• _PROBLEM REQUIREMENTS_:
Among the records, how many lines carry the string "Chef"? Give that number with nothing added.

[Data records for software interfaces]
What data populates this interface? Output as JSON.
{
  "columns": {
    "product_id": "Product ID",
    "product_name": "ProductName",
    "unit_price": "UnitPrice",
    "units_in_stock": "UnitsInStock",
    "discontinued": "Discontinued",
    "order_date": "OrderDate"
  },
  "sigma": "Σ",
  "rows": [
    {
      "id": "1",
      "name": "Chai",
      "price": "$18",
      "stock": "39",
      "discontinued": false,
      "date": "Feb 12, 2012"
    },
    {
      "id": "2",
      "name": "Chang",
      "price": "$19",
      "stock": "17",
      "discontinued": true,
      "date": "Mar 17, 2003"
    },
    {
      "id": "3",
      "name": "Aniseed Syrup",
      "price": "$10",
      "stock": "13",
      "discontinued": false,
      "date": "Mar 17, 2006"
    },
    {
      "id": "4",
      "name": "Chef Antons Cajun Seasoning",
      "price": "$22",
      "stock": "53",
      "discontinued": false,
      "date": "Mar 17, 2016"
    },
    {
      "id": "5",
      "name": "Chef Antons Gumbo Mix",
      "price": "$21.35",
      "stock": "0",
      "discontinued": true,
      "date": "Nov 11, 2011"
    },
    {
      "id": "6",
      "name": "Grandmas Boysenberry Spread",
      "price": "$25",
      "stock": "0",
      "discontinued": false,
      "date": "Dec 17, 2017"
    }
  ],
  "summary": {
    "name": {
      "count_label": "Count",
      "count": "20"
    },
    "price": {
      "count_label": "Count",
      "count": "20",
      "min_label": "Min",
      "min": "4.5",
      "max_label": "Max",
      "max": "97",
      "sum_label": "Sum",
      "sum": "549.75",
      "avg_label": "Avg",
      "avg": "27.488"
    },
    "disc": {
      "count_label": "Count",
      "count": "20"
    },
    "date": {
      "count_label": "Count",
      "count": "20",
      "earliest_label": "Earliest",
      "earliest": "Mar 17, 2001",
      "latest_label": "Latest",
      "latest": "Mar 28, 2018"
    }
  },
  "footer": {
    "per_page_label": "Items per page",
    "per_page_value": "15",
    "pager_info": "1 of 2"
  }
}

• _ANSWER TO THIS EXERCISE_:
2